(EXERCISE DATA begins)

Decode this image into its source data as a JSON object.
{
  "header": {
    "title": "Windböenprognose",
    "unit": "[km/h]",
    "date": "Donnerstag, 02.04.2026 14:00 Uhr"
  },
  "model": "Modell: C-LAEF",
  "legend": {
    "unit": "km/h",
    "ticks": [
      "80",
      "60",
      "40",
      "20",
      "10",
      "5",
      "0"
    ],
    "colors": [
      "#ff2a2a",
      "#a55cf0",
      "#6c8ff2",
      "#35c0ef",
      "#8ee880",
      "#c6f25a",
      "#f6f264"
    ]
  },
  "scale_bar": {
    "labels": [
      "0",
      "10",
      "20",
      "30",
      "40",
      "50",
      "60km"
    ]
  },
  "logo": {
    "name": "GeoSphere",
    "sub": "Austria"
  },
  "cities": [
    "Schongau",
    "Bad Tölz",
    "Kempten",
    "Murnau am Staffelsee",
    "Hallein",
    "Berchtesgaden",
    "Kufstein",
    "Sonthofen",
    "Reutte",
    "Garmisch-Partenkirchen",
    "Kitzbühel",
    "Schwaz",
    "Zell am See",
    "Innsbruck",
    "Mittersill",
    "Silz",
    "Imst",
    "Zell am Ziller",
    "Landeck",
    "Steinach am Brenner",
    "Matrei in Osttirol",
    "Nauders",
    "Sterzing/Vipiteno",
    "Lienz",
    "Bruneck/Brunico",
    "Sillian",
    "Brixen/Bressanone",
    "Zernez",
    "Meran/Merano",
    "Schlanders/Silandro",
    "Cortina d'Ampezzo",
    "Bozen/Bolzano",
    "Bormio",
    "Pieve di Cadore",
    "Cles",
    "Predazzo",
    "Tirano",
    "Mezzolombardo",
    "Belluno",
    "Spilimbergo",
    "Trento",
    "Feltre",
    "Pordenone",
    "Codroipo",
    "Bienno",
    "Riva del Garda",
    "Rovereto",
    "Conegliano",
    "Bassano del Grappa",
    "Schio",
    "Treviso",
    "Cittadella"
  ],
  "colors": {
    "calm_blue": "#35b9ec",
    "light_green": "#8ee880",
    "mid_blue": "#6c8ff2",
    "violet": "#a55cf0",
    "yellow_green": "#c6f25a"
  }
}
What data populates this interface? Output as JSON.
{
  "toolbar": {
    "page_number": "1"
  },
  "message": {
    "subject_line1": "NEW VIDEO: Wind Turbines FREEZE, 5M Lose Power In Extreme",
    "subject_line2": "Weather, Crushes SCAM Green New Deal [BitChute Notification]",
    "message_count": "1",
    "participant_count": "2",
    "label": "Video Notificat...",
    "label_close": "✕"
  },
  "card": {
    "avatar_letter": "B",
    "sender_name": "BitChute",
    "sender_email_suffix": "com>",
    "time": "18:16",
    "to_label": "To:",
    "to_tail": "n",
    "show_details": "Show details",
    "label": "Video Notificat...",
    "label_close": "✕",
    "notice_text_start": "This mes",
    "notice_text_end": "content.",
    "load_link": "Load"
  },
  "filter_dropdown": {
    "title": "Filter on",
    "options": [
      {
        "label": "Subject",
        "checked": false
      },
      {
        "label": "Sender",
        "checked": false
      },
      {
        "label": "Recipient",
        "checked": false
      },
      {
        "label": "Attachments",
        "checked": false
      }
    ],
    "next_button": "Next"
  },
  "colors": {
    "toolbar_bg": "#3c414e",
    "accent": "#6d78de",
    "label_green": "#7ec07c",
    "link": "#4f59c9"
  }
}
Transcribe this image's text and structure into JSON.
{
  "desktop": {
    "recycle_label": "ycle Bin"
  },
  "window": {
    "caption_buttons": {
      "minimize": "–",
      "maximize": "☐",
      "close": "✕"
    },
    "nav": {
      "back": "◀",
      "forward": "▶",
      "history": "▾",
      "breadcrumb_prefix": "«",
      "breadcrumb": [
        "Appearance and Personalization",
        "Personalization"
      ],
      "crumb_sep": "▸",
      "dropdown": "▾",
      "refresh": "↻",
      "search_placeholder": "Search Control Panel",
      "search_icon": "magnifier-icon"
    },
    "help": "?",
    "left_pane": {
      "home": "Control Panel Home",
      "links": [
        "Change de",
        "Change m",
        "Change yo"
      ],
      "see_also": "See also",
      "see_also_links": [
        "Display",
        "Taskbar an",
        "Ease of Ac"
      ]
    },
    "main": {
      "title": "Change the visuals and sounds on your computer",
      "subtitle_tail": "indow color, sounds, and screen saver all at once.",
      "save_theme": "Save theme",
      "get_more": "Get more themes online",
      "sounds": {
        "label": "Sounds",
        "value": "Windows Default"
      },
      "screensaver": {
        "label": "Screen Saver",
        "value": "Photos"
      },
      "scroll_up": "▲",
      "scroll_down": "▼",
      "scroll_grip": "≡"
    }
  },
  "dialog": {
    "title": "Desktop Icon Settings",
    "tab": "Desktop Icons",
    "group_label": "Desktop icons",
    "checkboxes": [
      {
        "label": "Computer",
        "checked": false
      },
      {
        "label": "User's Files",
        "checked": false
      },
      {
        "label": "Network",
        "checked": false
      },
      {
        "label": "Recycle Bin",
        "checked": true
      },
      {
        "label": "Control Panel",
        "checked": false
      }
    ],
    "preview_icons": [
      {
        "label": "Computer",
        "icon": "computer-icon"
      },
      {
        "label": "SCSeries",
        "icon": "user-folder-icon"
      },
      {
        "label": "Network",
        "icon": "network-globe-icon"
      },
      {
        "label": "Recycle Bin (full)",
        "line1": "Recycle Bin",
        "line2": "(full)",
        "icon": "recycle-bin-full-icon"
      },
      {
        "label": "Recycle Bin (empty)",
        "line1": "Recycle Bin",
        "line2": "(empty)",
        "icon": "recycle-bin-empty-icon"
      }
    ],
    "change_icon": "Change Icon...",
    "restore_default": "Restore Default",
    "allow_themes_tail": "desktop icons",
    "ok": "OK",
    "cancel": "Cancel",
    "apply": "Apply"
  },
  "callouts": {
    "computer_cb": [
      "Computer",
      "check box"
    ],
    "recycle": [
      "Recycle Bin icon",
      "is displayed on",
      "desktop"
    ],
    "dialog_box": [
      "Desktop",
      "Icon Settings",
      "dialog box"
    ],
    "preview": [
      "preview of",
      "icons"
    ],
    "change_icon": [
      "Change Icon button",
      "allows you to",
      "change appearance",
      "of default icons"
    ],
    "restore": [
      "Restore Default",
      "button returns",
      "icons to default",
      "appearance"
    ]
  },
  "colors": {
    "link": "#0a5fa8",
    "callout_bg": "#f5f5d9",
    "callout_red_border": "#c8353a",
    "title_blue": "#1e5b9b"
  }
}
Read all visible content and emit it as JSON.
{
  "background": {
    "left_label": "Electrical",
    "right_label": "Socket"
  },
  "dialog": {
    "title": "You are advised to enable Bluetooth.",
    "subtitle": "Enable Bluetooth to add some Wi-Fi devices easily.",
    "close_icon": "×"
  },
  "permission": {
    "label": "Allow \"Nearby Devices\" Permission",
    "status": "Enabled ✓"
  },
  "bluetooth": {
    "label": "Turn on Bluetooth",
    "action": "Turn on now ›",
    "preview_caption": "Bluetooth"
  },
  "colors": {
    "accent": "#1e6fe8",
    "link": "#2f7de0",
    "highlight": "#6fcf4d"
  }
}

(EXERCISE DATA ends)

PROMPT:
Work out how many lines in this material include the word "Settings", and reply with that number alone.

EXPECTED OUTPUT:
2